End of life 

This is important from both a productivity and security aspect. You need to prevent cluttered workspaces which would decrease productivity over time. Also, when a project is finished you want to remove unnecessary access to minimize security risks. You might also have different data retention requirements for some specific data (e.g. Legal documents). Here are some processes to consider regarding end-of-life for your content and users: 

  • Expiration policy – with the increased usage of teams and groups, you need to have a governance process to clean up unused workspaces. Projects finish over a certain period and teams become inactive, so you need to remove groups and teams which are not needed and make things cleaner. There are a few decisions to be made:
    • How long does the workspace need to be inactive before it’s considered unused
    • Who is accountable for making a decision 
    • Does the content get archived or deleted when it’s not needed 
    • Does the selected content need to be moved to another location before the site or group is deleted 
  • Retention policies – retention is about how long you need to keep the content and if you are subject to any regulatory policy. You should enable retention policies on specific data which needs to be retained for many years (for example, specific documents that need to be stored for at least 5 years in some industries). Also, you should decide for which content you need to apply retention policies and labels (documents, emails, chats, channel messages…). 
  • Expiration of access for external users – when you stop cooperating with an external company, you should consider removing access for guest users you are no longer working with. This reduces clutter and makes your data more secure as those users cannot access your content anymore. 
  • Automate offboarding – I am sure every company has a process for employee offboarding, but the best would be to automate as many tasks as possible to reduce IT bottlenecks and decrease the possibility of an error. Microsoft 365 is just part of the whole offboarding process, and to ensure that data remains secure you should decide what to do with employees’ M365 accounts and their content (documents, emails…) after they leave. 
  • Removal of unused/inactive licenses – part of the offboarding process should be removing the user’s license, so you could assign the license to a new user and prevent unnecessary costs. 
  • Removing access to inactive users – after people leave, you should remove their access from groups and teams to prevent clutter. This could be as part of the offboarding process, or you can suggest content owners to remove inactive users as part of their access reviews. 

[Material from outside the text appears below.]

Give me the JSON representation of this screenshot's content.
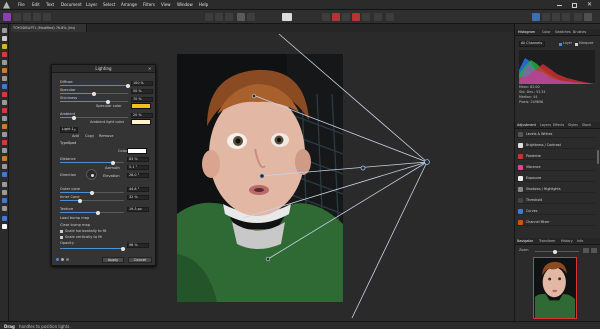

Why should you automate your governance?

Save time & reduce IT cost of having to do them manually 

Manually managing processes, access management, and security is extremely tedious as stakeholders must tackle numerous tasks alongside their existing projects and commitments.  

Automation means less investigating, scripting, or button clicking and saves employees massive amounts of time. It increases productivity by automatically solving security issues and by highlighting any ecosystem weaknesses. 

Ensure scalability as your organization grows 

Governance can become even more complicated as organizations grow, people change roles, new employees come, and new projects start with different vendors. If there are the right tools, processes, and education in a place that automates your tasks, the growth should be tackled very easily, and IT should not become a bottleneck. 

Reduce the risk of something being overlooked and human error 

You need to keep an eye on many things related to governance, which means there is a lot of room to miss something if everything needs to be done manually. With the proper automation and tools that do the hard work, you can relax and be sure your environment is governed efficiently and in the right way. 

See SysKit Trace in Action